● Available data:

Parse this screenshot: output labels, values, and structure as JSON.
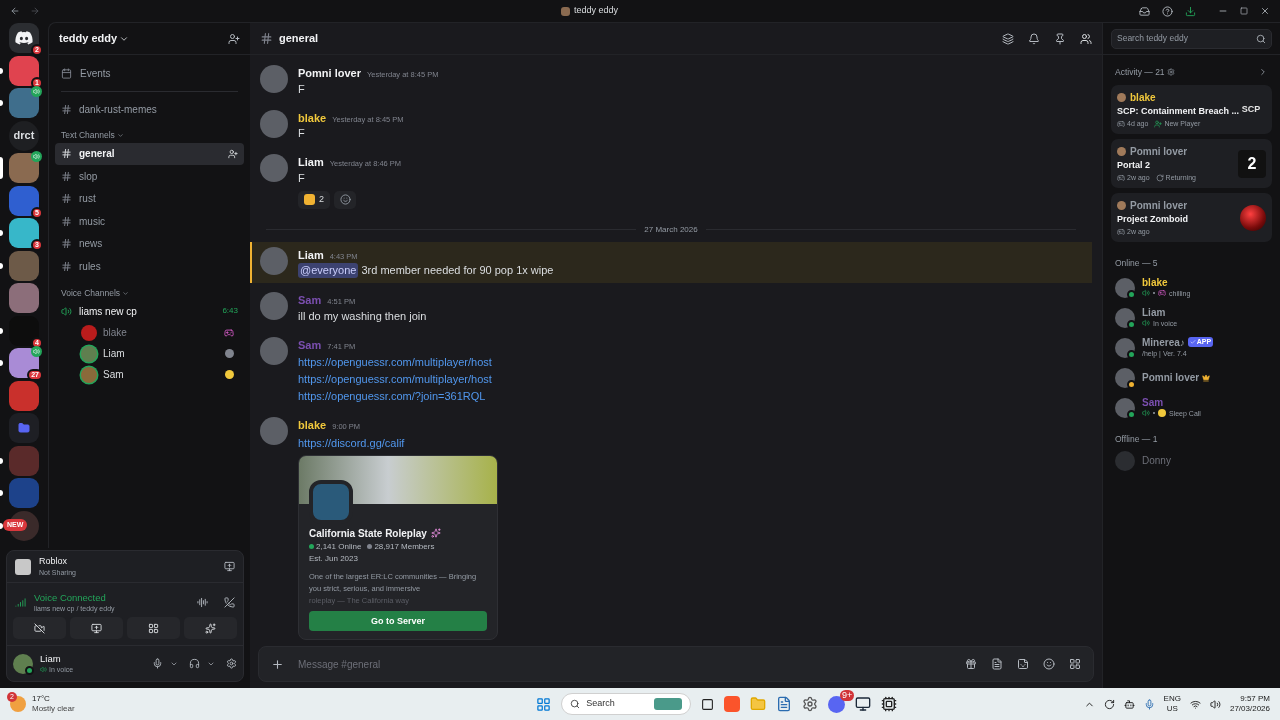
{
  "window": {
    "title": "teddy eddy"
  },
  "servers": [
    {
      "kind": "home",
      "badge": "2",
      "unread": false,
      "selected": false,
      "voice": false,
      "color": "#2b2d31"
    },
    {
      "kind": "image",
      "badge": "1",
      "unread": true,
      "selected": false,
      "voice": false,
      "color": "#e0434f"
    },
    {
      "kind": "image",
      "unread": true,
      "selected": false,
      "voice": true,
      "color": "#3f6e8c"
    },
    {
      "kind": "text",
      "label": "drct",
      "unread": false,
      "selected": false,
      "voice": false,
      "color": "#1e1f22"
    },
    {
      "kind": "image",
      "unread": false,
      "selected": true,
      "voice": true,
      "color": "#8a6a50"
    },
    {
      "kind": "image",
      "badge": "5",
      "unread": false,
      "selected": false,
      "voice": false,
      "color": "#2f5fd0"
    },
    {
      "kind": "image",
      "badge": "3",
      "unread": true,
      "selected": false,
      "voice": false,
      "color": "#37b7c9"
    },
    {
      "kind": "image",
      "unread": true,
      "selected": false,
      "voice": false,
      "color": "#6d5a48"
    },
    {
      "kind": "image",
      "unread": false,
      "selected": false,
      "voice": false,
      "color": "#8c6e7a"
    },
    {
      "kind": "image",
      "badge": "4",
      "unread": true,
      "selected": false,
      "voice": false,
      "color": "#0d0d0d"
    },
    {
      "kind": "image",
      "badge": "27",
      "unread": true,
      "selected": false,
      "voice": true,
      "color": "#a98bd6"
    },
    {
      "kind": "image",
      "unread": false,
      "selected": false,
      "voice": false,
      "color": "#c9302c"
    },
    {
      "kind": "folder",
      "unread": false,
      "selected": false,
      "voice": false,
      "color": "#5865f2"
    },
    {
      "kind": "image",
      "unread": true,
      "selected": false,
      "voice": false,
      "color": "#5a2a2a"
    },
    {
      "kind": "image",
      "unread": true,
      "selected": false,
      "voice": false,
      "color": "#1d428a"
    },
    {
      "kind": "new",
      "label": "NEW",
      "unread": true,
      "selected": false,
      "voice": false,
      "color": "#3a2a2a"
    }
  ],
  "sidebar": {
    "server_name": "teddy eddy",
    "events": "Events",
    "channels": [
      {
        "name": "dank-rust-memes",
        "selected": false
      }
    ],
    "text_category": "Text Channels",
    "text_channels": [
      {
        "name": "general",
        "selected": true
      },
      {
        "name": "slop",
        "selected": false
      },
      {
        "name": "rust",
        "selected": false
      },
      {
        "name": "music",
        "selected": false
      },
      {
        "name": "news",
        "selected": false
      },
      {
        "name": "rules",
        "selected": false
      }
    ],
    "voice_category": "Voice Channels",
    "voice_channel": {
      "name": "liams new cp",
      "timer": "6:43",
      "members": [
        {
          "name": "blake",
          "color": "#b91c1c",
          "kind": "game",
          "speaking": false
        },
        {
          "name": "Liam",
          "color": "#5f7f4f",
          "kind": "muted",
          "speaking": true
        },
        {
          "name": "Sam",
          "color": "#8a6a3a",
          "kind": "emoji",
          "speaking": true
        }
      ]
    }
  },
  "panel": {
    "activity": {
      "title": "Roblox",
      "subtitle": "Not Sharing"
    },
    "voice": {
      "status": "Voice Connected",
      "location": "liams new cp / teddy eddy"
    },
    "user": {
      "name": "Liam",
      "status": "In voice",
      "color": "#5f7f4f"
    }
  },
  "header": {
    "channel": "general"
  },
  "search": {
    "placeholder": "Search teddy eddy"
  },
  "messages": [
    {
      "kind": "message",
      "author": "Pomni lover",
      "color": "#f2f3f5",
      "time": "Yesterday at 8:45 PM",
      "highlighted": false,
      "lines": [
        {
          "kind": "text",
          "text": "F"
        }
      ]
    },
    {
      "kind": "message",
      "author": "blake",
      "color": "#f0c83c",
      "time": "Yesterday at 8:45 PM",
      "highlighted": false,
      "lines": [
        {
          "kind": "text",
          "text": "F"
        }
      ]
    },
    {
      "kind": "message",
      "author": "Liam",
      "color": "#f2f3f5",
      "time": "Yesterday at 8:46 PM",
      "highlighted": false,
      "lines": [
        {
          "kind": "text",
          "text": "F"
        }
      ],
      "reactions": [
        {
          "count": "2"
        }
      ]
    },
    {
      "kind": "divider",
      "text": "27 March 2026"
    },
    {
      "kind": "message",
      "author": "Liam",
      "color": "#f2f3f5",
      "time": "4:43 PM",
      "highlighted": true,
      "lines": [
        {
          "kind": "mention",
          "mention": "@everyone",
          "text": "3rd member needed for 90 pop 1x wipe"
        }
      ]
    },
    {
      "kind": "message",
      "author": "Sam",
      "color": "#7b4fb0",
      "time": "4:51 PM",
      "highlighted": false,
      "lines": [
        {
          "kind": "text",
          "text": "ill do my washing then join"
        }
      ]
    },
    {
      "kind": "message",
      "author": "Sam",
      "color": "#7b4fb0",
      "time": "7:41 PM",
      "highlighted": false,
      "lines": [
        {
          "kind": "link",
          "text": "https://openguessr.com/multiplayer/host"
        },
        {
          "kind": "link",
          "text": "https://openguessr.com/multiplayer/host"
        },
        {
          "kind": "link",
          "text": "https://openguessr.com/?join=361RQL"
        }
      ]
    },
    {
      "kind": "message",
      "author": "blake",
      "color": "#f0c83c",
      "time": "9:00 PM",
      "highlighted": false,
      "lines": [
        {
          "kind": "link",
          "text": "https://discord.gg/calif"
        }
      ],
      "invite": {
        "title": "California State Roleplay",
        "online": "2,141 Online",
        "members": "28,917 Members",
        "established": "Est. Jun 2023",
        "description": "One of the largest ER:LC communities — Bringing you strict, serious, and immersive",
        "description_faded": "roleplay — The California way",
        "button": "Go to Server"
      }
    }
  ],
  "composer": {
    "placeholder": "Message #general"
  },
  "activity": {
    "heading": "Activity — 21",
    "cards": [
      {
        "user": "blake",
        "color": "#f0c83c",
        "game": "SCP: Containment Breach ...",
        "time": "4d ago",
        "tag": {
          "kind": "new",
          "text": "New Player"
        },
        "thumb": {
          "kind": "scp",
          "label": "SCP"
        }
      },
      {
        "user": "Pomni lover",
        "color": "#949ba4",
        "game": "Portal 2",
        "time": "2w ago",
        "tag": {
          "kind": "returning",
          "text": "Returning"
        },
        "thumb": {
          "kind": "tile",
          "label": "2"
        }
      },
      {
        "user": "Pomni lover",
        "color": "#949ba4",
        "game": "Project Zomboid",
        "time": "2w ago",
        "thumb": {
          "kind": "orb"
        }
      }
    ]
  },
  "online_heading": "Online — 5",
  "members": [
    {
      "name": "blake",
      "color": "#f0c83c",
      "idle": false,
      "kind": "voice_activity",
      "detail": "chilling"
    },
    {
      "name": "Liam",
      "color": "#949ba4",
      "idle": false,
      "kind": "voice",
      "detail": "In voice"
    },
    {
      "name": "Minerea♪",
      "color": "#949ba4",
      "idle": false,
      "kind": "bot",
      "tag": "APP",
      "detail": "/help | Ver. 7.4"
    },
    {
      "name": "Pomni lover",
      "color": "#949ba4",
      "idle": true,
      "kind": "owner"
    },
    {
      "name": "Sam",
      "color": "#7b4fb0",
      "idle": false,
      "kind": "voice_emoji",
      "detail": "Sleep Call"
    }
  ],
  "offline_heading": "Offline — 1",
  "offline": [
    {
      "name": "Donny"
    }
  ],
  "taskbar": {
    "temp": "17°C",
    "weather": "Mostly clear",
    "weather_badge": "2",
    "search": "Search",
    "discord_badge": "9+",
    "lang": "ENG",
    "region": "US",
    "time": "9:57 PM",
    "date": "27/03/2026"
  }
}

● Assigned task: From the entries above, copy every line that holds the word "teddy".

● Answer to the problem:
    "title": "teddy eddy"
    "server_name": "teddy eddy",
      "location": "liams new cp / teddy eddy"
    "placeholder": "Search teddy eddy"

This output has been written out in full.